Initially, Facebook blindly treated the photos as though they were run-of-the-mill pornography, flagging them for violating their strict no-bare flesh rule. The Cosmo images have since been un-flagged and a spokesperson announced to EW that they had screwed up.

“The image in question was mistakenly removed,” the statement read. “We are restoring the image as it does not break our standards and apologize for any inconvenience this may have caused.”

The original photo, with the actor spread over a bearskin rug, wearing only a smile, appeared in the magazine’s April 1972 issue. It was seen, and sold, as a triumph for equal opportunity horniness.

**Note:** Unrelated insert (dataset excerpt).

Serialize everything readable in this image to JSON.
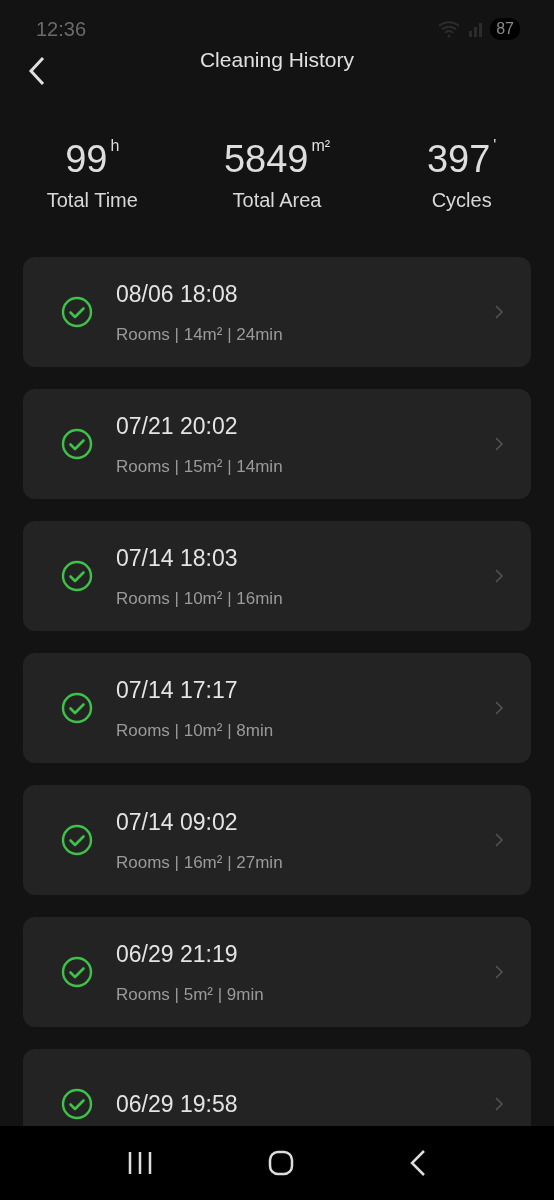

A banner on the first page even screamed, “At last a male nude centerfold — the naked truth about guess who!!”

Reynolds agreed to the centerfold while guest-hosting The Tonight Show for an MIA Johnny Carson, when Cosmo editor-in-chief Helen Gurley Brown point-blank asked him to do it. The spread came relatively early in his stardom, when he was still an up-and-comer mostly known for Westerns like Navajo Joe, 100 Rifles and Sam Whiskey, as well as being a talk show regular. In fact, it came a mere three months before the release of Deliverance, the movie that was supposed to, among other things, prove he was a serious thespian. It’s possible posing in his birthday suit may have hurt his Oscar chances and sent his career down a different track than he anticipated.

Still, the aftermath was mostly positive. The picture took Reynolds next level, and it was his first major step into becoming one of the decade’s top superstars. But it did more than that. Proving that women liked to look, too, the image inspired one Douglas Lambert to found Playgirl, which launched one year later. And Cosmo occasionally returned to nude male spreads; in 1977 they did one for a certain muscleman and up-and-coming actor-of-sorts. His name: Arnold Schwarzenegger.

(Via EW)